A report has found a salmonella outbreak at a Birmingham hospital directly caused the death of a patient.
The outbreak at Heartlands Hospital in Bordesley Green, between 25 May and 18 June 2014, saw 32 staff and patients infected.
Five of those patients, who were seriously ill, later died, but salmonella was not directly responsible, the report said.
The outbreak was traced to contaminated eggs produced in Bavaria, Germany.
Prof Eric Bolton's report found inadequately equipped wards, unmonitored food preparation, and poor cleaning helped it spread.
Swabbing across 20 sites in the hospital found salmonella on a food trolley
The main part of the outbreak was the 14 cases on the Beech and Rowan wards, which dealt with orthopaedic trauma and surgical patients.
Poor cleaning was blamed for the spread of the illness in the wards, the report commissioned by Heartlands Hospital said.
G4S were contracted to clean at Heartlands, although the report said "There was no evidence that this difference in service provision contributed in anyway to the salmonella outbreak."
Initial swabbing found a food trolley in the Beech ward, left near a toilet, to be contaminated with salmonella.
There were staff shortages on the two wards, which led to them feeling a sense of "blame and isolation".
"On reflection these staff were taking the brunt of the salmonella infection issues and became a little demoralised during the outbreak," the report said.
A trust spokesman said: "The trust initiated a full and detailed multi-disciplinary investigation, which identified that the hospital was thorough and timely and interventions were put in place.

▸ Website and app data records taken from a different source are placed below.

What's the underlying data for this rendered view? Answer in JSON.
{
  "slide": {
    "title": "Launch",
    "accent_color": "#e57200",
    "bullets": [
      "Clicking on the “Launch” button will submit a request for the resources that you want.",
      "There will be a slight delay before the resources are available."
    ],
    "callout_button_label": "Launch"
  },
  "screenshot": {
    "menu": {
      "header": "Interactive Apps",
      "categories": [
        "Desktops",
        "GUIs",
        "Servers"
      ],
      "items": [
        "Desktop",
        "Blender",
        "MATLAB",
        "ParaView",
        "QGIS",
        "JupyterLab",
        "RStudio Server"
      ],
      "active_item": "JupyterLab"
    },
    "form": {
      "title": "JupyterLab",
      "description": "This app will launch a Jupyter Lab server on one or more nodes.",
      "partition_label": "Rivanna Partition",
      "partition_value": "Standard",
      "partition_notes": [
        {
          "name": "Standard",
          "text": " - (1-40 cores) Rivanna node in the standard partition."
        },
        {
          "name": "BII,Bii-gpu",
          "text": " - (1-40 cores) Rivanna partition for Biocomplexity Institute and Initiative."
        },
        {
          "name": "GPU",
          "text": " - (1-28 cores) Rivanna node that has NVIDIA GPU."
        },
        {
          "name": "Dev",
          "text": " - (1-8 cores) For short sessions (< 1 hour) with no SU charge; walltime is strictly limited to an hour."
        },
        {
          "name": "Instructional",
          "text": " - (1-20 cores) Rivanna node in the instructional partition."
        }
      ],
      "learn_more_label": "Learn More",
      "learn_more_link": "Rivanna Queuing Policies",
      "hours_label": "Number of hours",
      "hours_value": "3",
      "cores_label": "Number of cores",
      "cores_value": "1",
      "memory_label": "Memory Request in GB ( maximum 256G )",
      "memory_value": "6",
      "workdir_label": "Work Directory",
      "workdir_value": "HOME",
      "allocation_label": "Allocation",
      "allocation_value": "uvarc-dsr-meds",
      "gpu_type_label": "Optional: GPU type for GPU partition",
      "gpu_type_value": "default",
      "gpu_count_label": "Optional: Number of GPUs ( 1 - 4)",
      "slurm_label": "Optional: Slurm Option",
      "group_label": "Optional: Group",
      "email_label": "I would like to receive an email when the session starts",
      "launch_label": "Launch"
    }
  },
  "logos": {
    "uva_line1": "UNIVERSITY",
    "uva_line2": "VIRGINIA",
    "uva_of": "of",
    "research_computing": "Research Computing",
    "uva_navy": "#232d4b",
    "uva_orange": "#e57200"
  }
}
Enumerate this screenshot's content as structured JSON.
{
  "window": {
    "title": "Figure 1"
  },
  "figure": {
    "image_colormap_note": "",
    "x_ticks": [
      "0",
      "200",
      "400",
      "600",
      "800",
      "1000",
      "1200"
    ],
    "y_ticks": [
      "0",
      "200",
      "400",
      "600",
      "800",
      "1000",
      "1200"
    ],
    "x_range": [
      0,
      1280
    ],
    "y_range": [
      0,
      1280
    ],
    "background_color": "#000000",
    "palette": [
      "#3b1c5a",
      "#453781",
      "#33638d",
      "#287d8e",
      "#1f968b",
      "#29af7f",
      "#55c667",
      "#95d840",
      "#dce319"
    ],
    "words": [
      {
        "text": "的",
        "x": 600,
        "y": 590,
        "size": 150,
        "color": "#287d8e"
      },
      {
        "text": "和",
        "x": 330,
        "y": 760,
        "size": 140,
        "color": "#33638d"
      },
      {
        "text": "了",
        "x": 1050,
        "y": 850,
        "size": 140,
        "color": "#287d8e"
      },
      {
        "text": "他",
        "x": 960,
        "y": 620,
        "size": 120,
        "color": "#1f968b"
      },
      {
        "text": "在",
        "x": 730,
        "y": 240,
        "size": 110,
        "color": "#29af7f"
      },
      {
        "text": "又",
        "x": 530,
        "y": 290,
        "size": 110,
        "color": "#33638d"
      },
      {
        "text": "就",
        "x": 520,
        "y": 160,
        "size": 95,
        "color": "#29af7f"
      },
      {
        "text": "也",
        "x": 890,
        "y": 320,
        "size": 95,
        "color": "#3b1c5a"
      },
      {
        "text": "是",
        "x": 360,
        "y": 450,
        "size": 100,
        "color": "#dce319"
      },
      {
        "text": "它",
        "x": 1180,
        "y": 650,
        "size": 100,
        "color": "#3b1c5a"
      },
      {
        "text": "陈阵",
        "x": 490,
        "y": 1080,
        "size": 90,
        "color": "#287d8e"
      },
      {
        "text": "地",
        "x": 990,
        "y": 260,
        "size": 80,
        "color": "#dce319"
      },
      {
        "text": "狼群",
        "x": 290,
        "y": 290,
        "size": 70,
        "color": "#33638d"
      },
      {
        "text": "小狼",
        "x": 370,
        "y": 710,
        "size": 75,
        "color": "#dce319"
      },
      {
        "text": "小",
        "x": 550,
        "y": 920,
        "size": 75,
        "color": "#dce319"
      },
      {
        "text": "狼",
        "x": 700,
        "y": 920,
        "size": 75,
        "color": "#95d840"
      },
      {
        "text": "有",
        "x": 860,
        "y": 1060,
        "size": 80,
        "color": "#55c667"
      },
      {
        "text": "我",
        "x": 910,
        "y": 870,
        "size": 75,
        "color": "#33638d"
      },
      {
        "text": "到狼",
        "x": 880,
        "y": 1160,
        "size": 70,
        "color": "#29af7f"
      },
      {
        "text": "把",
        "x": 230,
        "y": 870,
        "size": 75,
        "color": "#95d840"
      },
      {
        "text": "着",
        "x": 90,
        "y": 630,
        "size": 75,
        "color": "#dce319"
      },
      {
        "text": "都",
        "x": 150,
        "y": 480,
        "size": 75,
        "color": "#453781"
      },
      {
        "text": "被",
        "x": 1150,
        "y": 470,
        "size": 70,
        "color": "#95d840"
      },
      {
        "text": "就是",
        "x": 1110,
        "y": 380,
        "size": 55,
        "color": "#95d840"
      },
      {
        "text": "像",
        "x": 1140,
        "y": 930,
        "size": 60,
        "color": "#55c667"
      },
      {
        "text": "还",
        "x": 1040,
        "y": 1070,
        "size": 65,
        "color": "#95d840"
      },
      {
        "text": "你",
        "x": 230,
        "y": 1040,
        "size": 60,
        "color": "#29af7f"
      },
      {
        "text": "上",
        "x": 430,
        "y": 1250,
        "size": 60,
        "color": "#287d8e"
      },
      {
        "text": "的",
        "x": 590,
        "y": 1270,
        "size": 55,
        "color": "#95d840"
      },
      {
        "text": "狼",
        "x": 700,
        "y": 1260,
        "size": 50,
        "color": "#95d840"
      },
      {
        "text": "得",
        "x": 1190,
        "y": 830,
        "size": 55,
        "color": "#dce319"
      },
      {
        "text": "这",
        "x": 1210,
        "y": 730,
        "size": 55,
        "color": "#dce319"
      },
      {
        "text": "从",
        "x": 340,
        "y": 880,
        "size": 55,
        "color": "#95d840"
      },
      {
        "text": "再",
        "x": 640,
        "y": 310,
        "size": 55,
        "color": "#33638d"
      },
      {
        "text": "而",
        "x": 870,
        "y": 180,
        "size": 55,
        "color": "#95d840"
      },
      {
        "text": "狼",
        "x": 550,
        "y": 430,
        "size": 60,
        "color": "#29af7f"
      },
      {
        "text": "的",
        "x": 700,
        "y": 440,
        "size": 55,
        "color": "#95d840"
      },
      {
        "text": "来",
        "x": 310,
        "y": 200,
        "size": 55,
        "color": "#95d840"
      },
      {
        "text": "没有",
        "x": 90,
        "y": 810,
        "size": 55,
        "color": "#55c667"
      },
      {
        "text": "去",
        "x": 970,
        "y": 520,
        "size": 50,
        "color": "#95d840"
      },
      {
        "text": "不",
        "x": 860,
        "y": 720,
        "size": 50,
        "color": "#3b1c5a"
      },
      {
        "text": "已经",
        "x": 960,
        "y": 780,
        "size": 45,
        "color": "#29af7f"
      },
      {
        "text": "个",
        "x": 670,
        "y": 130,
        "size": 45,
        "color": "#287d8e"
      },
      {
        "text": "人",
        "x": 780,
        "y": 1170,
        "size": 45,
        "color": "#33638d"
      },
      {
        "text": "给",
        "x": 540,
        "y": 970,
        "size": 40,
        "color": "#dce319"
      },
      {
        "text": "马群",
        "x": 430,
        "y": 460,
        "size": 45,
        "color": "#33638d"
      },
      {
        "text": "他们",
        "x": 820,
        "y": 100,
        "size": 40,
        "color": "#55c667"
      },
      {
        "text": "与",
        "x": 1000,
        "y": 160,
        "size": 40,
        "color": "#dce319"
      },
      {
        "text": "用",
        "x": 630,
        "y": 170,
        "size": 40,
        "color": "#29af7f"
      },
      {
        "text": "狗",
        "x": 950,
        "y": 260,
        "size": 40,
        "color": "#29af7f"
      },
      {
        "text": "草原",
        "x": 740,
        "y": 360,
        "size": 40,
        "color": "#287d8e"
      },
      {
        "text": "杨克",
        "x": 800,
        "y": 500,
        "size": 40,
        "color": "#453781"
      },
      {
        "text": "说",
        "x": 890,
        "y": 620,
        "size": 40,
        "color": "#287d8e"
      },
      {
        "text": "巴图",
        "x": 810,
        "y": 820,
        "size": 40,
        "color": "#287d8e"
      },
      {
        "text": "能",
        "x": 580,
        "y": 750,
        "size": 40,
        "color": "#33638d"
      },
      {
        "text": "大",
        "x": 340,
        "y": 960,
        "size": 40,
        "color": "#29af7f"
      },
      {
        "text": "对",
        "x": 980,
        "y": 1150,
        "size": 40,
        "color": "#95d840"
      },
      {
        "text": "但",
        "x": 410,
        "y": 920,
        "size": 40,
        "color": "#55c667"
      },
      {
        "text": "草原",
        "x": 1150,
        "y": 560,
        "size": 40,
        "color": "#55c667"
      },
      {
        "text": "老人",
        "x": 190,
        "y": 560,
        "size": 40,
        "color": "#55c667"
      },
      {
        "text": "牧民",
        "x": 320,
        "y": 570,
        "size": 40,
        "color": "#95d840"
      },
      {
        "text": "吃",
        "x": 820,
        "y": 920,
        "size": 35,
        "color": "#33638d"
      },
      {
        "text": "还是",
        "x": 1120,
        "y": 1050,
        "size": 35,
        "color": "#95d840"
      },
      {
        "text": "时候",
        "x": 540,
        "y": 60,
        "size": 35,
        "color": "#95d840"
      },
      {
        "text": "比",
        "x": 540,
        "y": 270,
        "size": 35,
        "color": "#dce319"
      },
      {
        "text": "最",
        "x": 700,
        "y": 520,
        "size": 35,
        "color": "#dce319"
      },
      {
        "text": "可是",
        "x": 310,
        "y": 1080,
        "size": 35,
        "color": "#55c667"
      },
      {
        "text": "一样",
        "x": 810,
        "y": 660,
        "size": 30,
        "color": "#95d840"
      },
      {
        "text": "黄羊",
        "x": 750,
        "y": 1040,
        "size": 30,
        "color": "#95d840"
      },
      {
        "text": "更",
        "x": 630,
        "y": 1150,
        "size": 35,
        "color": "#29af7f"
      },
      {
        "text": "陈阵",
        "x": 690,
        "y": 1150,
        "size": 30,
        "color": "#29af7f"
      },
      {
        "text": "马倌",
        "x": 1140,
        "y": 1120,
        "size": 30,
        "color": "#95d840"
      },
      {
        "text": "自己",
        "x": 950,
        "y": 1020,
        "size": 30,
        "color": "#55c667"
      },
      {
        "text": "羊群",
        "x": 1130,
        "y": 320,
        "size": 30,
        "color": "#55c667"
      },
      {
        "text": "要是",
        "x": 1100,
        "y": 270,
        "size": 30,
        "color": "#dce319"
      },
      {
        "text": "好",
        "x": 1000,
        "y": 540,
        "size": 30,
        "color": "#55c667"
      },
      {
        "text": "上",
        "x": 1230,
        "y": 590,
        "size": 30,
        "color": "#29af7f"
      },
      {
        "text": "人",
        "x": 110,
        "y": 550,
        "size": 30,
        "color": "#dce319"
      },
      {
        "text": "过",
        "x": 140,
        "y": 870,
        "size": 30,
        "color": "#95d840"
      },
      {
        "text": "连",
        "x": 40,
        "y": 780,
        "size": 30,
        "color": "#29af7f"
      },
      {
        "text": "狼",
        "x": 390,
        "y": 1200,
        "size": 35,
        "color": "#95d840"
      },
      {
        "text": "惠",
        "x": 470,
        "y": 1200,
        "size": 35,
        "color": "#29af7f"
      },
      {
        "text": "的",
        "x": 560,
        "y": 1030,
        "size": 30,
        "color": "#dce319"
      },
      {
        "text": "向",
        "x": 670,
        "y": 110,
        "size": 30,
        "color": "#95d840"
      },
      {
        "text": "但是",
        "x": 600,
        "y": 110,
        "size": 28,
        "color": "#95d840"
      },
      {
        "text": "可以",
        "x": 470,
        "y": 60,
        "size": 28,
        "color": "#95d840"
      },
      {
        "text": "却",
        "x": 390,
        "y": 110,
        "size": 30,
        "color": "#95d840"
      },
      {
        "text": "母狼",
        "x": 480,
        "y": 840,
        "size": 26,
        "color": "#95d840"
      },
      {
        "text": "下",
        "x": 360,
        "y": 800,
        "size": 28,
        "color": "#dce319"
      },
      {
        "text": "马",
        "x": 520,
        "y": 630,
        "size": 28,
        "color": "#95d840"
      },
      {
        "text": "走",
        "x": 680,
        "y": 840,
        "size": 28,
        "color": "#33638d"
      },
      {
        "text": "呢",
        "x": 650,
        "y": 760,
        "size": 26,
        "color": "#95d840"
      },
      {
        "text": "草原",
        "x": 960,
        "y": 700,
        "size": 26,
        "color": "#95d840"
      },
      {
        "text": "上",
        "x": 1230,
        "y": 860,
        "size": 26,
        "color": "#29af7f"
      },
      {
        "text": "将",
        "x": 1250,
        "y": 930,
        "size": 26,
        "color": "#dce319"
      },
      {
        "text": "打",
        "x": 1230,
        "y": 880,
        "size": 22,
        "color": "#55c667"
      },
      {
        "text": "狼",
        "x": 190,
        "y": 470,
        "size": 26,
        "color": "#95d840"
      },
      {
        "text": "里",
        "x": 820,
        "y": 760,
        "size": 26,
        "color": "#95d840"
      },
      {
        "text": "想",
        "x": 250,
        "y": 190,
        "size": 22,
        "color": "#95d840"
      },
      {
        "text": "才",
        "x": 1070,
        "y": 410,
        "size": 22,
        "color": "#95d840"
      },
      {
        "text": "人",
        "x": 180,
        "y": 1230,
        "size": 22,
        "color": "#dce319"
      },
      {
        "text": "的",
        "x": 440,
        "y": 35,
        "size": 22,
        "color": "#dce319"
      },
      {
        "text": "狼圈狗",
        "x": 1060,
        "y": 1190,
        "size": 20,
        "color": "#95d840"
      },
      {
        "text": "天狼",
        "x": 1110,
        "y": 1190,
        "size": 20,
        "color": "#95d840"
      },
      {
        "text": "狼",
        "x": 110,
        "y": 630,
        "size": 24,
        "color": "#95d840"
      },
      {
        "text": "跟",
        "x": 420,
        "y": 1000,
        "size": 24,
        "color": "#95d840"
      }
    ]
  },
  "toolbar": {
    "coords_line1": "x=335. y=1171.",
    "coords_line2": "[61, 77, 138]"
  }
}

"The safe care of patients remains our priority and using the learning outcomes from the outbreak, steps are being taken to prevent this from happening again including a review of infection control and cleaning services."